Why Skiing Causes Foot / Knee Pain
Foot and knee pain: The real reason people quit skiing.
Significant forces applied to the feet then transferred through the ankles and knees as we ski stress the limits of our anatomy. Anything less than optimal alignment between the foot and knee, results in pain or catching an edge. The mechanics of skiing result in foot / knee pain over time. Ultimately this problem in anatomical alignment causes most to stop skiing.
Over the last 50 years experts have understood the problem with pain in skiers to be an alignment issue. They tried to improve lower extremity alignment using equipment and wedges placed between the ski and binding. These wedges are referred to as cants and change the angle of the surface that we ski on. The intent of the cant is to improve the alignment of our foot and leg, with a decrease in foot and knee pain as we ski.
Unfortunately there is much controversy as to the proper placement and angulation of the wedge within the ski industry. Many experts use a 5 to 10 degree wedge placed with the thick part on the inside of the ski, and report a decrease in pain with use of this modification. Ironically just as many experts use a 5 to 10 degree wedge placed with the thick part on the outside of the ski. These researchers also report a decrease in foot and leg pain with their wedge placement.

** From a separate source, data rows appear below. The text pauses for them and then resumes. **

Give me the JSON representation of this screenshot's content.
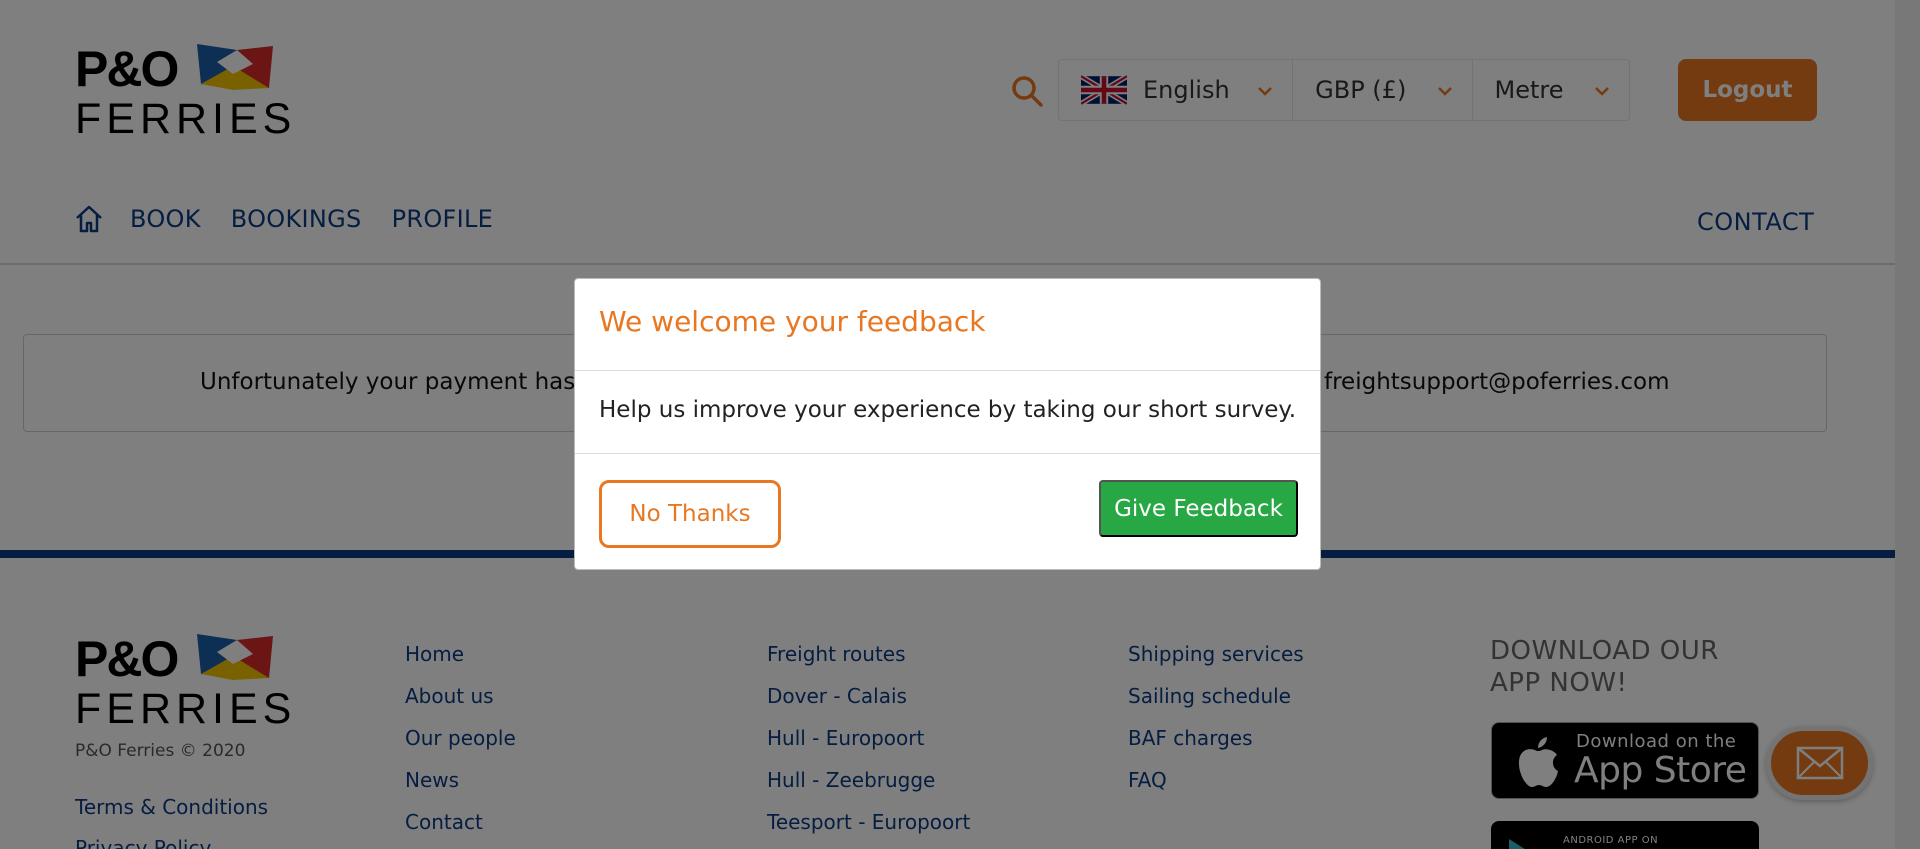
{
  "header": {
    "logo": {
      "wordmark_top": "P&O",
      "wordmark_bottom": "FERRIES"
    },
    "search_icon": "search-icon",
    "language": {
      "selected": "English",
      "icon": "uk-flag-icon"
    },
    "currency": {
      "selected": "GBP (£)"
    },
    "unit": {
      "selected": "Metre"
    },
    "logout_label": "Logout"
  },
  "nav": {
    "home_icon": "home-icon",
    "items": [
      {
        "label": "BOOK"
      },
      {
        "label": "BOOKINGS"
      },
      {
        "label": "PROFILE"
      }
    ],
    "contact_label": "CONTACT"
  },
  "alert": {
    "text_left": "Unfortunately your payment has b",
    "text_right": "freightsupport@poferries.com"
  },
  "footer": {
    "logo": {
      "wordmark_top": "P&O",
      "wordmark_bottom": "FERRIES"
    },
    "copyright": "P&O Ferries © 2020",
    "terms": "Terms & Conditions",
    "privacy": "Privacy Policy",
    "col1": [
      "Home",
      "About us",
      "Our people",
      "News",
      "Contact"
    ],
    "col2": [
      "Freight routes",
      "Dover - Calais",
      "Hull - Europoort",
      "Hull - Zeebrugge",
      "Teesport - Europoort"
    ],
    "col3": [
      "Shipping services",
      "Sailing schedule",
      "BAF charges",
      "FAQ"
    ],
    "app_title": "DOWNLOAD OUR APP NOW!",
    "appstore_small": "Download on the",
    "appstore_big": "App Store",
    "playstore_small": "ANDROID APP ON",
    "mail_icon": "mail-icon"
  },
  "modal": {
    "title": "We welcome your feedback",
    "body": "Help us improve your experience by taking our short survey.",
    "no_thanks_label": "No Thanks",
    "give_feedback_label": "Give Feedback"
  },
  "colors": {
    "accent_orange": "#e87722",
    "brand_navy": "#0c3b84",
    "success_green": "#28a745"
  }
}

Where many biomechanical experts have completely opposite thoughts on how to improve alignment and stop pain, most skiers can only hope that new equipment / boots, with better design and or support will resolve the performance limiting foot and knee pain. Unless you can stop this pain, your equipment is soon destined to become a trophy to the days when you used to ski.
Anatomical flaw : Skiing causes foot/knee pain.
Interesting new research in human biomechanics, has defined an angular flaw in human anatomy, believed to be responsible for improper alignment, both when we walk and as we ski. The basic science supporting this research even explains why the “cants” placed in two opposite directions, can both decrease foot and ankle pain as we ski.
When this angular flaw is not compensated for, stress on our anatomy results in both foot and knee pain. Empirical studies at Theta Orthotics suggest that proper compensation for this alignment flaw can stop foot and knee pain during all weight bearing activities, including skiing.
When foot and knee pain stops you on the hill…and makes you want to stop skiing forever…try this simple biomechanical “alignment trick” and enjoy the rest of your day.
October 21, 2016 2:24 pm